◆ **What is being asked**: Each entry below is to be extracted exactly.
[[ Data listing, beginning ]]
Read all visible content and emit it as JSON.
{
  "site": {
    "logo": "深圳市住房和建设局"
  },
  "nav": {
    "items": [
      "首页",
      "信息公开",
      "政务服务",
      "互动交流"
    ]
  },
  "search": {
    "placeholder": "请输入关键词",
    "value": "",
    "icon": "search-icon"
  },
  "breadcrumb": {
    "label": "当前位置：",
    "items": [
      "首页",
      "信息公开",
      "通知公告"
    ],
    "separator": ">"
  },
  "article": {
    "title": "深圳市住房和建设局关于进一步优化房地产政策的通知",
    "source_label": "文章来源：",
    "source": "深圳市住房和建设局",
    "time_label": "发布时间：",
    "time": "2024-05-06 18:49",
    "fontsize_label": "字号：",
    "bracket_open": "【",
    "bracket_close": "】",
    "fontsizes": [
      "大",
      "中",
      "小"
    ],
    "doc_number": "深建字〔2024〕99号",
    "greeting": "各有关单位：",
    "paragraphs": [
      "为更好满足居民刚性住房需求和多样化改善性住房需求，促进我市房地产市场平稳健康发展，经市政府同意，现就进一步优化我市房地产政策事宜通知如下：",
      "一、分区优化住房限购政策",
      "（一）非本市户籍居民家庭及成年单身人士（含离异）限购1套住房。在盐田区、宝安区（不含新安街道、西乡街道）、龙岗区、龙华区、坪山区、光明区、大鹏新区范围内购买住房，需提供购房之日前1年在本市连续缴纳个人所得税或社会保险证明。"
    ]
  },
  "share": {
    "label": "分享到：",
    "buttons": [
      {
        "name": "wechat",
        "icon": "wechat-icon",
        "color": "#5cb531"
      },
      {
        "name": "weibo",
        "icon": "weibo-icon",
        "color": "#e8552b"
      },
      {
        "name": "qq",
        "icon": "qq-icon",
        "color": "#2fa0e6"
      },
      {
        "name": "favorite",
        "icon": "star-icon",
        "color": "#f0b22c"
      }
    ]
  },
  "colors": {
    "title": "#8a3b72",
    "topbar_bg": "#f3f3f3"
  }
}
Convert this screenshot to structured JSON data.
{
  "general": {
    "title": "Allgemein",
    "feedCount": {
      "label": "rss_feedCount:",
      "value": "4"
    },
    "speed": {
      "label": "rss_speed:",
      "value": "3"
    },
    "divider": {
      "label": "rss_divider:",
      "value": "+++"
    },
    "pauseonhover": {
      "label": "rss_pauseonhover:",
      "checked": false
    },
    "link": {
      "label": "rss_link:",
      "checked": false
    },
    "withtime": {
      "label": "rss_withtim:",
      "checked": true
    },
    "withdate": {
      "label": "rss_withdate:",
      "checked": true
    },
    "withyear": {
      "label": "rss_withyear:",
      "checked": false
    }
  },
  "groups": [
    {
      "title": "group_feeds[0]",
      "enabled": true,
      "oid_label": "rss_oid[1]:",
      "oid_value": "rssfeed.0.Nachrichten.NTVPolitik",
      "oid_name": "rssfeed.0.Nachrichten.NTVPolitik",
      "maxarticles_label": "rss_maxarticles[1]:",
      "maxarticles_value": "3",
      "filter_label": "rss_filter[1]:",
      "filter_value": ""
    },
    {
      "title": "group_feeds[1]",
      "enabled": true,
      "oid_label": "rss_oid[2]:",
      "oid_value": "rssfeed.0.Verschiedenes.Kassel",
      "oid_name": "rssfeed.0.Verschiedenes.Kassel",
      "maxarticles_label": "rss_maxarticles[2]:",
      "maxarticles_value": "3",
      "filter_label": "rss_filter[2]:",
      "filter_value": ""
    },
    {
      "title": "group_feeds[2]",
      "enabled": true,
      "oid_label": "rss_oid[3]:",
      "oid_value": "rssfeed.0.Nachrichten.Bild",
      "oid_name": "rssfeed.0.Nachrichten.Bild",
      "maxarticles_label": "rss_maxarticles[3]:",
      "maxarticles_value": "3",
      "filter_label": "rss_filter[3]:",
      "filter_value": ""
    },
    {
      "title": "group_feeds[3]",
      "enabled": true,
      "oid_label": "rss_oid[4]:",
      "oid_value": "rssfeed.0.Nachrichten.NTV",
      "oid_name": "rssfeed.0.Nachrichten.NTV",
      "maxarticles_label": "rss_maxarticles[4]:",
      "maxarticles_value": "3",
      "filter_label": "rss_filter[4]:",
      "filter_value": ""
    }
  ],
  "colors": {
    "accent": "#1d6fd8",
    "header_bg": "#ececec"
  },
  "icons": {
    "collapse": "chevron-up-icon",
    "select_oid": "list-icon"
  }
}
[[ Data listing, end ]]
◆ **Output of the exercise**:
Read all visible content and emit it as JSON.
{
  "site": {
    "logo": "深圳市住房和建设局"
  },
  "nav": {
    "items": [
      "首页",
      "信息公开",
      "政务服务",
      "互动交流"
    ]
  },
  "search": {
    "placeholder": "请输入关键词",
    "value": "",
    "icon": "search-icon"
  },
  "breadcrumb": {
    "label": "当前位置：",
    "items": [
      "首页",
      "信息公开",
      "通知公告"
    ],
    "separator": ">"
  },
  "article": {
    "title": "深圳市住房和建设局关于进一步优化房地产政策的通知",
    "source_label": "文章来源：",
    "source": "深圳市住房和建设局",
    "time_label": "发布时间：",
    "time": "2024-05-06 18:49",
    "fontsize_label": "字号：",
    "bracket_open": "【",
    "bracket_close": "】",
    "fontsizes": [
      "大",
      "中",
      "小"
    ],
    "doc_number": "深建字〔2024〕99号",
    "greeting": "各有关单位：",
    "paragraphs": [
      "为更好满足居民刚性住房需求和多样化改善性住房需求，促进我市房地产市场平稳健康发展，经市政府同意，现就进一步优化我市房地产政策事宜通知如下：",
      "一、分区优化住房限购政策",
      "（一）非本市户籍居民家庭及成年单身人士（含离异）限购1套住房。在盐田区、宝安区（不含新安街道、西乡街道）、龙岗区、龙华区、坪山区、光明区、大鹏新区范围内购买住房，需提供购房之日前1年在本市连续缴纳个人所得税或社会保险证明。"
    ]
  },
  "share": {
    "label": "分享到：",
    "buttons": [
      {
        "name": "wechat",
        "icon": "wechat-icon",
        "color": "#5cb531"
      },
      {
        "name": "weibo",
        "icon": "weibo-icon",
        "color": "#e8552b"
      },
      {
        "name": "qq",
        "icon": "qq-icon",
        "color": "#2fa0e6"
      },
      {
        "name": "favorite",
        "icon": "star-icon",
        "color": "#f0b22c"
      }
    ]
  },
  "colors": {
    "title": "#8a3b72",
    "topbar_bg": "#f3f3f3"
  }
}
Convert this screenshot to structured JSON data.
{
  "general": {
    "title": "Allgemein",
    "feedCount": {
      "label": "rss_feedCount:",
      "value": "4"
    },
    "speed": {
      "label": "rss_speed:",
      "value": "3"
    },
    "divider": {
      "label": "rss_divider:",
      "value": "+++"
    },
    "pauseonhover": {
      "label": "rss_pauseonhover:",
      "checked": false
    },
    "link": {
      "label": "rss_link:",
      "checked": false
    },
    "withtime": {
      "label": "rss_withtim:",
      "checked": true
    },
    "withdate": {
      "label": "rss_withdate:",
      "checked": true
    },
    "withyear": {
      "label": "rss_withyear:",
      "checked": false
    }
  },
  "groups": [
    {
      "title": "group_feeds[0]",
      "enabled": true,
      "oid_label": "rss_oid[1]:",
      "oid_value": "rssfeed.0.Nachrichten.NTVPolitik",
      "oid_name": "rssfeed.0.Nachrichten.NTVPolitik",
      "maxarticles_label": "rss_maxarticles[1]:",
      "maxarticles_value": "3",
      "filter_label": "rss_filter[1]:",
      "filter_value": ""
    },
    {
      "title": "group_feeds[1]",
      "enabled": true,
      "oid_label": "rss_oid[2]:",
      "oid_value": "rssfeed.0.Verschiedenes.Kassel",
      "oid_name": "rssfeed.0.Verschiedenes.Kassel",
      "maxarticles_label": "rss_maxarticles[2]:",
      "maxarticles_value": "3",
      "filter_label": "rss_filter[2]:",
      "filter_value": ""
    },
    {
      "title": "group_feeds[2]",
      "enabled": true,
      "oid_label": "rss_oid[3]:",
      "oid_value": "rssfeed.0.Nachrichten.Bild",
      "oid_name": "rssfeed.0.Nachrichten.Bild",
      "maxarticles_label": "rss_maxarticles[3]:",
      "maxarticles_value": "3",
      "filter_label": "rss_filter[3]:",
      "filter_value": ""
    },
    {
      "title": "group_feeds[3]",
      "enabled": true,
      "oid_label": "rss_oid[4]:",
      "oid_value": "rssfeed.0.Nachrichten.NTV",
      "oid_name": "rssfeed.0.Nachrichten.NTV",
      "maxarticles_label": "rss_maxarticles[4]:",
      "maxarticles_value": "3",
      "filter_label": "rss_filter[4]:",
      "filter_value": ""
    }
  ],
  "colors": {
    "accent": "#1d6fd8",
    "header_bg": "#ececec"
  },
  "icons": {
    "collapse": "chevron-up-icon",
    "select_oid": "list-icon"
  }
}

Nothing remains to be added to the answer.